Lions don’t have easy lives. Just one in eight males make it to adulthood, and even then, they face constant threats to their survival. Thus, when we received reports of an injured lion on Mpala Ranch, our SWT/KWS Mount Kenya Veterinary Unit sprung into action. The patient, a young male, had been embroiled in an altercation with another lion and was suffering from a debilitating wound on his foot.
The treatment unfolded on the 29th of September. Mpala Ranch staff kept an eye on the patient while our team drove over from their base in Nanyuki. Once they arrived on the scene, the challenge was to get close enough to dart him for treatment. Prudently, the lion had taken cover in dense undergrowth, and it took several hours before the team was able to coax him into open ground to land the dart. After about ten minutes, he succumbed to the anaesthetic — but rather disconcertingly, he fell asleep with his eyes wide open.
This is particularly alarming when treating a big cat, because it is hard to ascertain whether they are truly out. And so, the team carefully drove up to his side, gently prodding him to gauge any reaction. When Dr. Mijele was satisfied the anaesthetic had taken full effect, they alighted from the vehicle and commenced treatment.
The lion was in a sorry state, with two deep punctures to his front left foot. After cleaning out the wounds and stitching them up, Dr. Mijele administered heavy doses of antibiotics and anti-inflammatories. Finally, he packed the area with a generous coat of green clay to stave off further infection. The entire treatment took under an hour — in other words, far less time than it had taken to dart the patient! After the team administered the revival drug, the lion got to his feet and retreated back into the undergrowth to convalesce. Mpala Ranch management and rangers will monitor his recovery, and because of the Vet Unit's timely intervention, we are hopeful that he will make a full recovery.

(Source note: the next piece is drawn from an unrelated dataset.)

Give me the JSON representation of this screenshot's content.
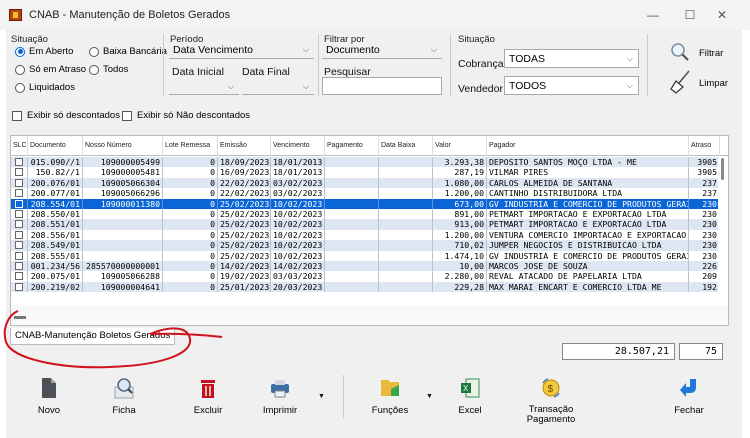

This chap is one of 65 lion cases our SWT/KWS Mount Kenya Mobile Veterinary Unit has attended to since its inception three years ago. Between all SWT/KWS Veterinary teams, we have responded to 499 lion cases. While this particular patient’s predicament came about through natural circumstances, many of the wildlife we treat are harmed at the hands of humans. The rising threats of poaching and human-wildlife conflict are what led us to launch our first Mobile Veterinary Unit, in partnership with the KWS, nearly 17 years ago. This pioneering, field-level effort began in Tsavo, and has since expanded to five Mobile Veterinary Units and one rapid response Sky Vet that work across Kenya. KWS veterinarians are at the helm of each team, while we provide support staff, equipment, and fund the operating costs. Collectively, we have attended to some 7,000 wild patients — and this lion is but the latest recipient of our lifesaving care.